FRED episode 2 – a vision of heaven

Unmasking the secret landlords buying up America

Bedouin Lifestyle – Documentary in Wadi Rum, Jordan

Unflipping the Gentrifence

There should be a word for when you’re doing something you know you shouldn’t be doing but you keep going anyways. How about we call that feeling “contemperroneous?” I was all up in the contemperroneous when, back in 2015, I put up a horizontal fence of the sort that’s popular in our overpriced LA neighborhood. Fences of this sort are known as “flipper” fences or gentrifences (as in gentrification). In the midst of building my own gentrifence I knew it was wrong even if it correctly signaled that we live in a pricey 100 year old shack. Kelly even wrote about it in a blog post entitled “Our Hypocricy revealed.”

Here’s a shot of me putting up that abomination:

Those shoes and the smug grin are equally horrid.

This December I finally got around to sending the gentrifence to the Gulag. While I was at it I rebuilt the entrance arbor at the bottom of our stairs. I cribbed both designs, with a few modifications, from the Southern Pine Association’s 1926 sales brochure “Beautifying the home grounds.” This pamphlet is part of the Internet Archive’s Building Technology Heritage Library, an essential resource for anyone interested in historical preservation.
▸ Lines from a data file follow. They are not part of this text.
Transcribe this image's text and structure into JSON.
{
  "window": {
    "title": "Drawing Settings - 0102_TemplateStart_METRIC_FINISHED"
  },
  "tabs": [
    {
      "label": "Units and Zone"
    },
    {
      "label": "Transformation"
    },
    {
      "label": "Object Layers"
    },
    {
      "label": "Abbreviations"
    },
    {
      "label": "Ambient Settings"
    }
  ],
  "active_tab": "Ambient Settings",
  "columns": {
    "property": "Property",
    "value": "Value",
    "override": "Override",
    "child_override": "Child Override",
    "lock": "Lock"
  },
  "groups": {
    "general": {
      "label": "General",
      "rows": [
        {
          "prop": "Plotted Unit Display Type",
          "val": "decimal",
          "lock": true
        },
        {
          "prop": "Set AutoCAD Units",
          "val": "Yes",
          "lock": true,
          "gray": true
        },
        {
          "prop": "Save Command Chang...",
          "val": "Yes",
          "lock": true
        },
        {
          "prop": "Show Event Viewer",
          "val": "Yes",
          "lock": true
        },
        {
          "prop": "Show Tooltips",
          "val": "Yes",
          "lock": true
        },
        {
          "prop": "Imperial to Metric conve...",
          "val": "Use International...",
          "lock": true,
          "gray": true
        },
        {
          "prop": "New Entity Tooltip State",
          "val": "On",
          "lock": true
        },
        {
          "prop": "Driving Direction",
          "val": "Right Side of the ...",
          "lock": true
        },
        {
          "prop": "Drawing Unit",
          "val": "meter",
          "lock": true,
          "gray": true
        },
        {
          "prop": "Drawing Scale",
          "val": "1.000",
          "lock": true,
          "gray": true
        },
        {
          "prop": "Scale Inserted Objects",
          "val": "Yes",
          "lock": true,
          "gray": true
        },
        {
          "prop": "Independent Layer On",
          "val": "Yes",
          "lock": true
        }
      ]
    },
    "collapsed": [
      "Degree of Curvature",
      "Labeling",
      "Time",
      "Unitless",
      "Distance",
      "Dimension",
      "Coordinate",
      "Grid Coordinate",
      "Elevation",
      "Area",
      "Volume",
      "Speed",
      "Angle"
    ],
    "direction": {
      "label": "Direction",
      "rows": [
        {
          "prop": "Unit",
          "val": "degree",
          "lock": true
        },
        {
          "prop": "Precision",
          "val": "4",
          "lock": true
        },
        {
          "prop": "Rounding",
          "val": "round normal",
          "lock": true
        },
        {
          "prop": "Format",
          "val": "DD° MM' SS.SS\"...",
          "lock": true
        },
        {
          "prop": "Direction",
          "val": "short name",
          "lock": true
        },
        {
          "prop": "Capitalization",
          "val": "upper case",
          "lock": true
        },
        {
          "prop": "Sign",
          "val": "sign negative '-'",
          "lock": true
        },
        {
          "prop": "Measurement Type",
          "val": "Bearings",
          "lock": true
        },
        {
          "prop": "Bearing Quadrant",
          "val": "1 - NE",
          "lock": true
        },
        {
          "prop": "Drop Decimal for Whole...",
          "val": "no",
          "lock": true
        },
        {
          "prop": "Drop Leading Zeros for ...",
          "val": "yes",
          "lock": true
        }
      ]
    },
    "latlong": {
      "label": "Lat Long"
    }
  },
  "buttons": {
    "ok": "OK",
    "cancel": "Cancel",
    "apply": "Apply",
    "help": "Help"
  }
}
I recycled all of the old gentrifence, but had to buy some more lumber to complete the project. To make the oddly shaped pickets, I used a combo of table saw cuts along with a jig for my jigsaw. Making jigs increases speed and safety.

I’m not entirely happy with the metal handrail but, since I had it already, I didn’t want to let it go to waste. It’s functional and I don’t have to paint it. I got a contemperroneous vibe while reattaching it but you if you don’t make any mistakes you ain’t human.